● Problem description:
Copy each line in the data that includes the word "icon".

(Excerpts from an interface dataset)
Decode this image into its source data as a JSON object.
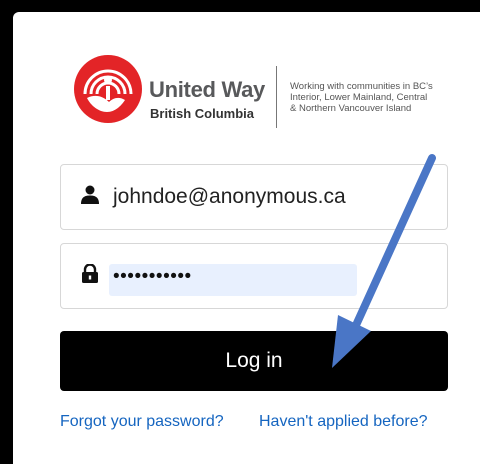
{
  "brand": {
    "name": "United Way",
    "region": "British Columbia",
    "tagline_lines": [
      "Working with communities in BC’s",
      "Interior, Lower Mainland, Central",
      "& Northern Vancouver Island"
    ],
    "colors": {
      "red": "#e32427",
      "gray": "#58595b"
    }
  },
  "login_form": {
    "email_icon": "user-icon",
    "email_value": "johndoe@anonymous.ca",
    "password_icon": "lock-icon",
    "password_masked": "•••••••••••",
    "submit_label": "Log in"
  },
  "links": {
    "forgot_password": "Forgot your password?",
    "not_applied": "Haven't applied before?"
  },
  "colors": {
    "link": "#1565c0",
    "button_bg": "#000000",
    "arrow": "#4a76c6",
    "autofill_bg": "#e8f0fe"
  }
}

● Final answer:
    "email_icon": "user-icon",
    "password_icon": "lock-icon",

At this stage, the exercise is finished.